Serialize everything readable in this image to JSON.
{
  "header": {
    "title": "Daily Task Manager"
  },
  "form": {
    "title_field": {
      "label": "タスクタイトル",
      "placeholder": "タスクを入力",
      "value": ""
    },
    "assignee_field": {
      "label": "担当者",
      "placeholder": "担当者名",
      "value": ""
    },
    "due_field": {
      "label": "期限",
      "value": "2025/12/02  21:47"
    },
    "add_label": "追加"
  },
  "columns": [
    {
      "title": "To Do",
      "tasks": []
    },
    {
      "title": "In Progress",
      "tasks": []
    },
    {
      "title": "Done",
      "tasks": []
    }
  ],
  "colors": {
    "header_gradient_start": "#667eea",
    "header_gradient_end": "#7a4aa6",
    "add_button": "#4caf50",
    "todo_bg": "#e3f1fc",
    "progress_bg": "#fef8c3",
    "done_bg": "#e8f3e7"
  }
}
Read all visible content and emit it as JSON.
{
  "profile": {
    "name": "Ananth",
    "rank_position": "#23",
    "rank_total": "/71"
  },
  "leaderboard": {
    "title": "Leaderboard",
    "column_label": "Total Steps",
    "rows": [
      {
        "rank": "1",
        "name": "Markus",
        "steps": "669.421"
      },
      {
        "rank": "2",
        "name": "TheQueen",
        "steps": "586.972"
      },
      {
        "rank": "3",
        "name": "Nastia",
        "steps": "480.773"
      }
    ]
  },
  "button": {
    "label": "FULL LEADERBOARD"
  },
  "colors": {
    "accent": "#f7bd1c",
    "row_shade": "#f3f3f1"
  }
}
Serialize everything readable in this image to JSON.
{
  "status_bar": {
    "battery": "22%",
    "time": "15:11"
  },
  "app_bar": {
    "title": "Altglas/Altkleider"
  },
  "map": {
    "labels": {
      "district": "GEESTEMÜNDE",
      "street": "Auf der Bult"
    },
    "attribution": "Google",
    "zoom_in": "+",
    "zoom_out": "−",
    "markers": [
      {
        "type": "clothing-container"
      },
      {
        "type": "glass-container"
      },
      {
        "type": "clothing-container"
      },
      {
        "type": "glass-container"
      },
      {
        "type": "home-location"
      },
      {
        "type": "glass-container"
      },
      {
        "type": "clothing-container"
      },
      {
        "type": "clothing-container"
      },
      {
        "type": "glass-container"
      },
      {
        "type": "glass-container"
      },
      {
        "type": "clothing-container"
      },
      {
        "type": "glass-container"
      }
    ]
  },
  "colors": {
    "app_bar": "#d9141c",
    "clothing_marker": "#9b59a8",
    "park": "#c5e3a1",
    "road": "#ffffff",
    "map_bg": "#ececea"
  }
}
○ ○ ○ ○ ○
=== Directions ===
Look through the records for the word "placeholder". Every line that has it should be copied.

=== Answer section ===
      "placeholder": "タスクを入力",
      "placeholder": "担当者名",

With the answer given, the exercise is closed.